## Website and app data records
---+---

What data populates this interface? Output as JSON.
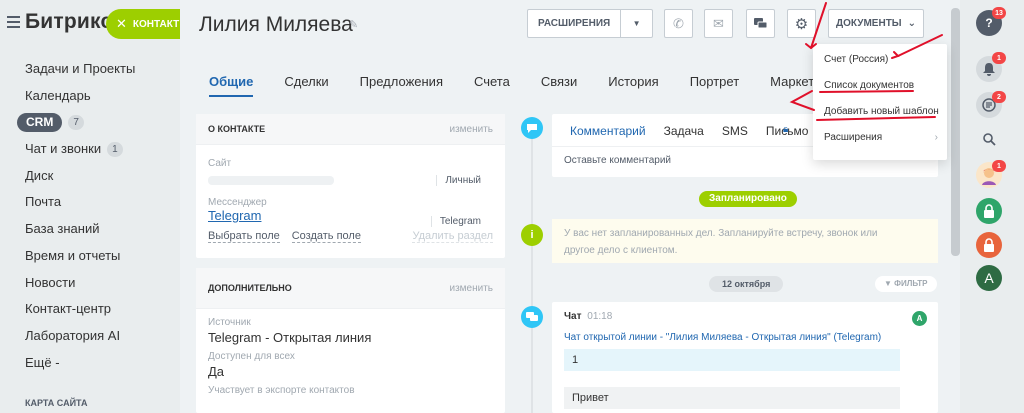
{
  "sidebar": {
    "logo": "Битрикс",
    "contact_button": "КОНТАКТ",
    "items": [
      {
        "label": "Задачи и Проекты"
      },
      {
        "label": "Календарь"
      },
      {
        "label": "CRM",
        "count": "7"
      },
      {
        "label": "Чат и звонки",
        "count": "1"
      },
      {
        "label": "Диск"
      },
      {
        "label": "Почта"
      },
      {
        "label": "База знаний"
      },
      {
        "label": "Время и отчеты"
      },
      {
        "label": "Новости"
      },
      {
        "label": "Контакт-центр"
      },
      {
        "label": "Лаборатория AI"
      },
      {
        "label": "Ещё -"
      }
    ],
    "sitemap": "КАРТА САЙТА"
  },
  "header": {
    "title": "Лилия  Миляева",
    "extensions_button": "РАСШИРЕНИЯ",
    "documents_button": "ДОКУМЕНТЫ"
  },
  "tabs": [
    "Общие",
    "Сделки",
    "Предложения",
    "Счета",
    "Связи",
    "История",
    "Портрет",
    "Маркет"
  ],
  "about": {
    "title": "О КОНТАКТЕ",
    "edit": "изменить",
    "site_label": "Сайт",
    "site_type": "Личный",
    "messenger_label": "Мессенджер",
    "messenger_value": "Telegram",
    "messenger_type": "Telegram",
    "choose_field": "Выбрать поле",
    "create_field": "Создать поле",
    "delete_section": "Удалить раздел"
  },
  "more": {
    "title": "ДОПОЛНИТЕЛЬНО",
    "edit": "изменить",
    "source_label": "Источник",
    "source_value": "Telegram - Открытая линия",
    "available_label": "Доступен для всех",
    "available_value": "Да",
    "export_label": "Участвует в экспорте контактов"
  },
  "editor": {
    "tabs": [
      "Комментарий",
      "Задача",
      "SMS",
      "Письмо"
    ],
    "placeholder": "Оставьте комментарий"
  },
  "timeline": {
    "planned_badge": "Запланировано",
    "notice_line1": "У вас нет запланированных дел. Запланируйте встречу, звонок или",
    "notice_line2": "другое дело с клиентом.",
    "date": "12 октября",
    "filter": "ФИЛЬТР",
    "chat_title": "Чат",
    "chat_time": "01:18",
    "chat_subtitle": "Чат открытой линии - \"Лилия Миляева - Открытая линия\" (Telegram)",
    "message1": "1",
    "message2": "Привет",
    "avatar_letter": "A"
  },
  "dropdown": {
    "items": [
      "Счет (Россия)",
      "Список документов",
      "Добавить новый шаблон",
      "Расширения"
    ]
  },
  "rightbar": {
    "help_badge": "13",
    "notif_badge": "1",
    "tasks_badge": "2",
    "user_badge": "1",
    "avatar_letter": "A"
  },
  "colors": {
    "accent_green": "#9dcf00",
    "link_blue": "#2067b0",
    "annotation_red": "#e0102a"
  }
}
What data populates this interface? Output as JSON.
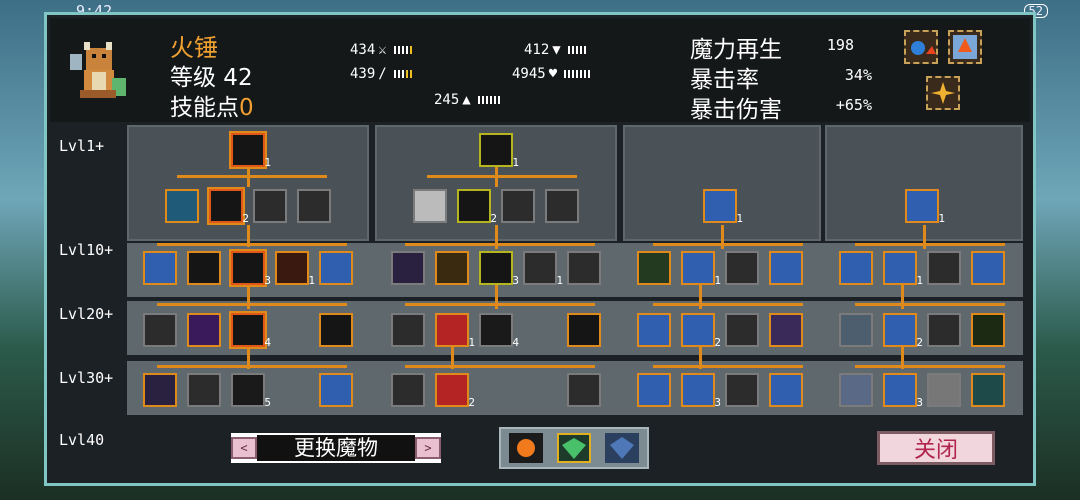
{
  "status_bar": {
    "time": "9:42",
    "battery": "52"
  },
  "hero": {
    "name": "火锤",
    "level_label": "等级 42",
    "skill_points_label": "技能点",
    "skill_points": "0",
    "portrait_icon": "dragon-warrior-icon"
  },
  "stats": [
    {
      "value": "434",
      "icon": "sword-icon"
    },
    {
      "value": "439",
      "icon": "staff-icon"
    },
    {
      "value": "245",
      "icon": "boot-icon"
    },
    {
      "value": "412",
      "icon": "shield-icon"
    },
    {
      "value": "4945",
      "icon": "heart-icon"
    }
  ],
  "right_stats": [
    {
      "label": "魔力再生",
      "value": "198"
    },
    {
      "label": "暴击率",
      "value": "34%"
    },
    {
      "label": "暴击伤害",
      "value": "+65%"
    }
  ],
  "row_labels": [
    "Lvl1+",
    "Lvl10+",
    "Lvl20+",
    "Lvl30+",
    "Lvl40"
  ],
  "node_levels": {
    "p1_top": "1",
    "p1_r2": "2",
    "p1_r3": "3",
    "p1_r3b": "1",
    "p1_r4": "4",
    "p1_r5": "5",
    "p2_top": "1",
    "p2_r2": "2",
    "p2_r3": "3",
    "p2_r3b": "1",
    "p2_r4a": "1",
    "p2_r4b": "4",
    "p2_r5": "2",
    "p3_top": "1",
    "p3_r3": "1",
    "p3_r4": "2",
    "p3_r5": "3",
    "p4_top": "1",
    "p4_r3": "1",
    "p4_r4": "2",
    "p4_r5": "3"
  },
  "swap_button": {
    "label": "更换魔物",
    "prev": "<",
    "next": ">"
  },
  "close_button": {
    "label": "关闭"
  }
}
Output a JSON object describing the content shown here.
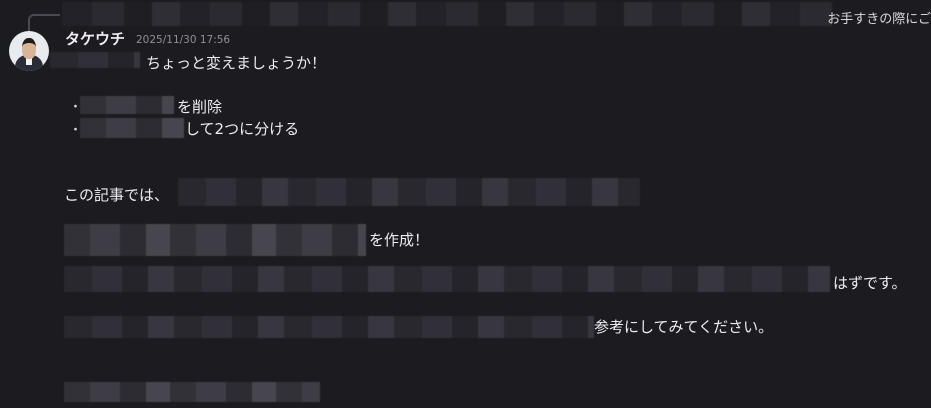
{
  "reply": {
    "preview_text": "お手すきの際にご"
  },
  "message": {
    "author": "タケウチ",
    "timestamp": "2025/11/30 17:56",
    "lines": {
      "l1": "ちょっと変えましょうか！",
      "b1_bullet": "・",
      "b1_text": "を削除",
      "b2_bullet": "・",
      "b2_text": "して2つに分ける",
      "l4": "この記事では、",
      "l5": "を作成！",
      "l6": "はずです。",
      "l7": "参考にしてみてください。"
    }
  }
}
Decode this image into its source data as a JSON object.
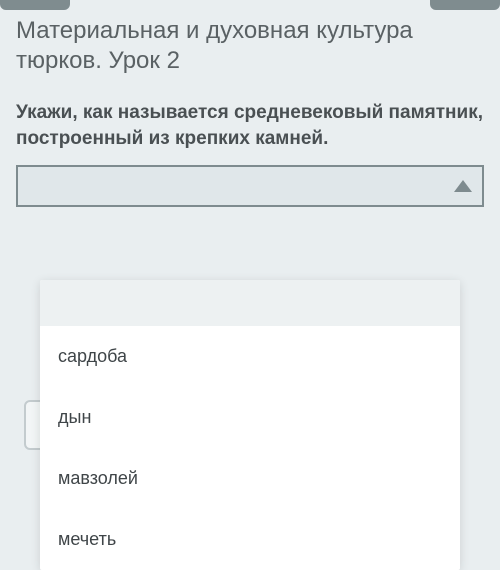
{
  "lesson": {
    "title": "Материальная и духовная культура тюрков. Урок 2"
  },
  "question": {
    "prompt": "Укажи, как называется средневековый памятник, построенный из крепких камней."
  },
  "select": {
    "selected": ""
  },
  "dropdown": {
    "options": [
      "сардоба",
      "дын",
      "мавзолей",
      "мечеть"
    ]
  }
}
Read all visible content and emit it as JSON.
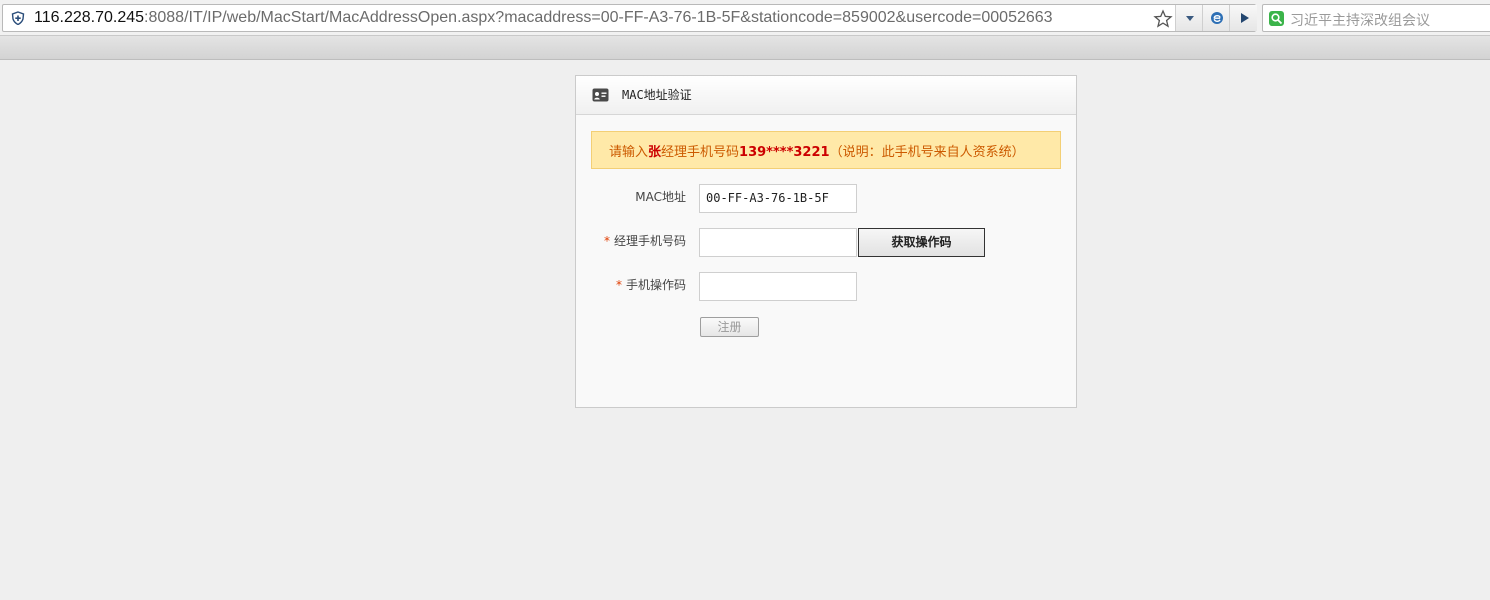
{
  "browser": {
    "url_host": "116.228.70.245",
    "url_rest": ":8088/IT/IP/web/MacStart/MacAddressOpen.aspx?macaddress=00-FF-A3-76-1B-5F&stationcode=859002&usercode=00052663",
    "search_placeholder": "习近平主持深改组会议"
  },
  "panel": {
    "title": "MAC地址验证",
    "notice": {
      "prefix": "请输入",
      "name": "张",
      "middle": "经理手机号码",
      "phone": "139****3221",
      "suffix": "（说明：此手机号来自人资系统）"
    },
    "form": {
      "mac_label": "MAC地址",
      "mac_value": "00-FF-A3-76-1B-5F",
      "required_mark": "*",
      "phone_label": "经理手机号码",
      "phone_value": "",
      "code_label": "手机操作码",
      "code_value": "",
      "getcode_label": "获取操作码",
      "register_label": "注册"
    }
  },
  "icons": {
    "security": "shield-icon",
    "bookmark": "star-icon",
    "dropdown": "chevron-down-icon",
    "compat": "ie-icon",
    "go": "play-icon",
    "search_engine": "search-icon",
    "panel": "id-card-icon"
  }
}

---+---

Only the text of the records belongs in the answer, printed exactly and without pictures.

What data populates this interface? Output as JSON.
{
  "sidebar": {
    "logo": "Битрикс",
    "contact_button": "КОНТАКТ",
    "items": [
      {
        "label": "Задачи и Проекты"
      },
      {
        "label": "Календарь"
      },
      {
        "label": "CRM",
        "count": "7"
      },
      {
        "label": "Чат и звонки",
        "count": "1"
      },
      {
        "label": "Диск"
      },
      {
        "label": "Почта"
      },
      {
        "label": "База знаний"
      },
      {
        "label": "Время и отчеты"
      },
      {
        "label": "Новости"
      },
      {
        "label": "Контакт-центр"
      },
      {
        "label": "Лаборатория AI"
      },
      {
        "label": "Ещё -"
      }
    ],
    "sitemap": "КАРТА САЙТА"
  },
  "header": {
    "title": "Лилия  Миляева",
    "extensions_button": "РАСШИРЕНИЯ",
    "documents_button": "ДОКУМЕНТЫ"
  },
  "tabs": [
    "Общие",
    "Сделки",
    "Предложения",
    "Счета",
    "Связи",
    "История",
    "Портрет",
    "Маркет"
  ],
  "about": {
    "title": "О КОНТАКТЕ",
    "edit": "изменить",
    "site_label": "Сайт",
    "site_type": "Личный",
    "messenger_label": "Мессенджер",
    "messenger_value": "Telegram",
    "messenger_type": "Telegram",
    "choose_field": "Выбрать поле",
    "create_field": "Создать поле",
    "delete_section": "Удалить раздел"
  },
  "more": {
    "title": "ДОПОЛНИТЕЛЬНО",
    "edit": "изменить",
    "source_label": "Источник",
    "source_value": "Telegram - Открытая линия",
    "available_label": "Доступен для всех",
    "available_value": "Да",
    "export_label": "Участвует в экспорте контактов"
  },
  "editor": {
    "tabs": [
      "Комментарий",
      "Задача",
      "SMS",
      "Письмо"
    ],
    "placeholder": "Оставьте комментарий"
  },
  "timeline": {
    "planned_badge": "Запланировано",
    "notice_line1": "У вас нет запланированных дел. Запланируйте встречу, звонок или",
    "notice_line2": "другое дело с клиентом.",
    "date": "12 октября",
    "filter": "ФИЛЬТР",
    "chat_title": "Чат",
    "chat_time": "01:18",
    "chat_subtitle": "Чат открытой линии - \"Лилия Миляева - Открытая линия\" (Telegram)",
    "message1": "1",
    "message2": "Привет",
    "avatar_letter": "A"
  },
  "dropdown": {
    "items": [
      "Счет (Россия)",
      "Список документов",
      "Добавить новый шаблон",
      "Расширения"
    ]
  },
  "rightbar": {
    "help_badge": "13",
    "notif_badge": "1",
    "tasks_badge": "2",
    "user_badge": "1",
    "avatar_letter": "A"
  },
  "colors": {
    "accent_green": "#9dcf00",
    "link_blue": "#2067b0",
    "annotation_red": "#e0102a"
  }
}
What data populates this interface? Output as JSON.
{
  "status_bar": {
    "time": "9:42",
    "battery": "52"
  },
  "hero": {
    "name": "火锤",
    "level_label": "等级 42",
    "skill_points_label": "技能点",
    "skill_points": "0",
    "portrait_icon": "dragon-warrior-icon"
  },
  "stats": [
    {
      "value": "434",
      "icon": "sword-icon"
    },
    {
      "value": "439",
      "icon": "staff-icon"
    },
    {
      "value": "245",
      "icon": "boot-icon"
    },
    {
      "value": "412",
      "icon": "shield-icon"
    },
    {
      "value": "4945",
      "icon": "heart-icon"
    }
  ],
  "right_stats": [
    {
      "label": "魔力再生",
      "value": "198"
    },
    {
      "label": "暴击率",
      "value": "34%"
    },
    {
      "label": "暴击伤害",
      "value": "+65%"
    }
  ],
  "row_labels": [
    "Lvl1+",
    "Lvl10+",
    "Lvl20+",
    "Lvl30+",
    "Lvl40"
  ],
  "node_levels": {
    "p1_top": "1",
    "p1_r2": "2",
    "p1_r3": "3",
    "p1_r3b": "1",
    "p1_r4": "4",
    "p1_r5": "5",
    "p2_top": "1",
    "p2_r2": "2",
    "p2_r3": "3",
    "p2_r3b": "1",
    "p2_r4a": "1",
    "p2_r4b": "4",
    "p2_r5": "2",
    "p3_top": "1",
    "p3_r3": "1",
    "p3_r4": "2",
    "p3_r5": "3",
    "p4_top": "1",
    "p4_r3": "1",
    "p4_r4": "2",
    "p4_r5": "3"
  },
  "swap_button": {
    "label": "更换魔物",
    "prev": "<",
    "next": ">"
  },
  "close_button": {
    "label": "关闭"
  }
}
Output a JSON object describing the content shown here.
{
  "reply": {
    "preview_text": "お手すきの際にご"
  },
  "message": {
    "author": "タケウチ",
    "timestamp": "2025/11/30 17:56",
    "lines": {
      "l1": "ちょっと変えましょうか！",
      "b1_bullet": "・",
      "b1_text": "を削除",
      "b2_bullet": "・",
      "b2_text": "して2つに分ける",
      "l4": "この記事では、",
      "l5": "を作成！",
      "l6": "はずです。",
      "l7": "参考にしてみてください。"
    }
  }
}
Decode this image into its source data as a JSON object.
{
  "lesson": {
    "title": "Материальная и духовная культура тюрков. Урок 2"
  },
  "question": {
    "prompt": "Укажи, как называется средневековый памятник, построенный из крепких камней."
  },
  "select": {
    "selected": ""
  },
  "dropdown": {
    "options": [
      "сардоба",
      "дын",
      "мавзолей",
      "мечеть"
    ]
  }
}
Read all visible content and emit it as JSON.
{
  "browser": {
    "url_host": "116.228.70.245",
    "url_rest": ":8088/IT/IP/web/MacStart/MacAddressOpen.aspx?macaddress=00-FF-A3-76-1B-5F&stationcode=859002&usercode=00052663",
    "search_placeholder": "习近平主持深改组会议"
  },
  "panel": {
    "title": "MAC地址验证",
    "notice": {
      "prefix": "请输入",
      "name": "张",
      "middle": "经理手机号码",
      "phone": "139****3221",
      "suffix": "（说明：此手机号来自人资系统）"
    },
    "form": {
      "mac_label": "MAC地址",
      "mac_value": "00-FF-A3-76-1B-5F",
      "required_mark": "*",
      "phone_label": "经理手机号码",
      "phone_value": "",
      "code_label": "手机操作码",
      "code_value": "",
      "getcode_label": "获取操作码",
      "register_label": "注册"
    }
  },
  "icons": {
    "security": "shield-icon",
    "bookmark": "star-icon",
    "dropdown": "chevron-down-icon",
    "compat": "ie-icon",
    "go": "play-icon",
    "search_engine": "search-icon",
    "panel": "id-card-icon"
  }
}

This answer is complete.